Many riders will simply try to go around them and avoid them, while others may stop altogether to dismount and climb down them.
Attempting a drop-off without proper technique, the right equipment, or full commitment can result in embarrassment if you’re lucky, or a nasty injury if you’re unlucky.
But what actually are they?
Well, in short, it’s a vertical drop in the track, a ledge that mountain bikers ride off of, to land on the lower part of the track that will continue on below.
Drops like this come in various sizes, with some being very small step downs that are relatively easy to roll over, and which won’t pose too much of a challenge for relatively inexperienced riders.
However, some drop-offs are truly massive, with sheer drops of anywhere up to 4 to 6 feet, particularly on downhill focused trails that require a lot of guts and even more suspension.
You’ll be able to recognize them as you approach because the trail will look as if it almost stops, and there will typically be a pretty clear and open landing area beyond it to allow riders plenty of space to stick their landing.
If you’re unsure or have never ridden over a drop-off before, it’s not a great idea to fully send it straight over a drop, because it could be way bigger than it appears and if you’re unfamiliar with it or the trail beyond things could go badly wrong.
How do you approach a drop on a mountain bike?
As mentioned above, it depends on the size of the drop. If you’re familiar with the trail and a confident rider, you can approach with speed and use this to carry you over the drop, which is as fun and fast as it is difficult and gnarly.
If you’re an inexperienced rider or are unfamiliar with a trail, approach slowly to be able to take in your options first and give yourself a chance to back out if you need to. Slowing down also lets you roll down the drop if it’s shallow enough.
How do you ride a hardtail over a drop?
Much the same as any other bike, but flexing your arms and legs more will help make up for the lack of rear suspension that would normally dampen the impact of a drop-off landing.

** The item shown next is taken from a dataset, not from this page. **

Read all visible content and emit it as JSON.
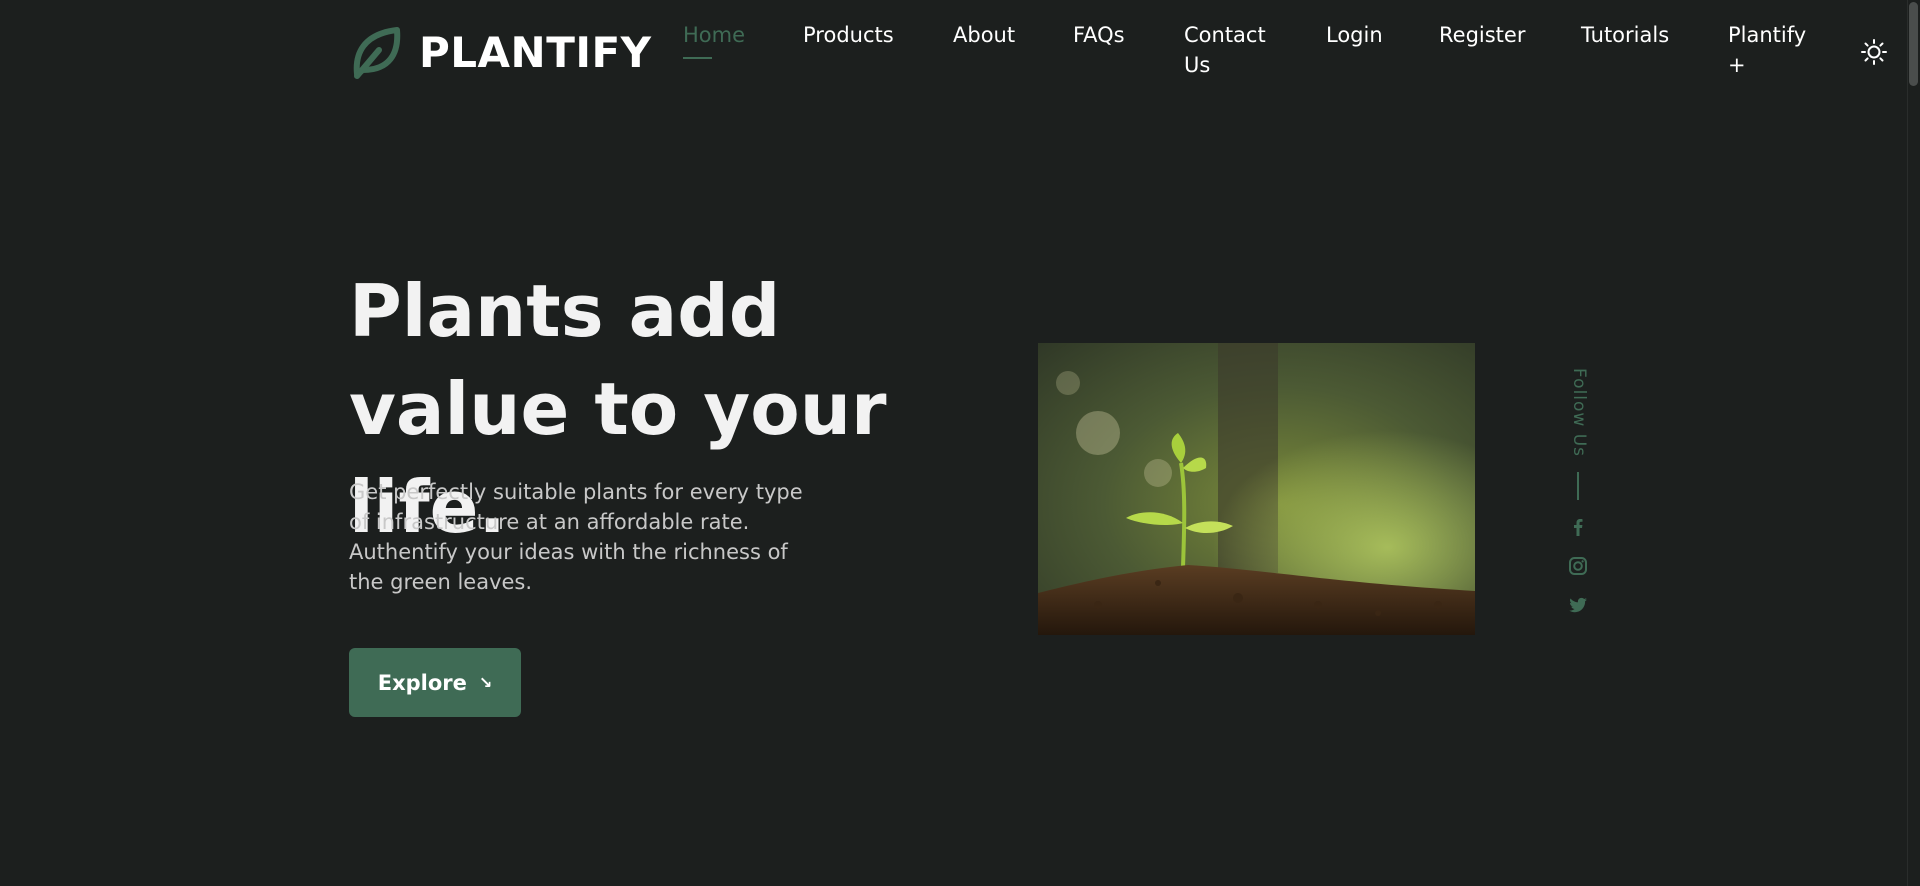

Typically hardtails won’t be able to take a drop-off as quickly as a full-suspension bike and require a very precise landing due to the lack of rear suspension to help bail you out and keep things under control.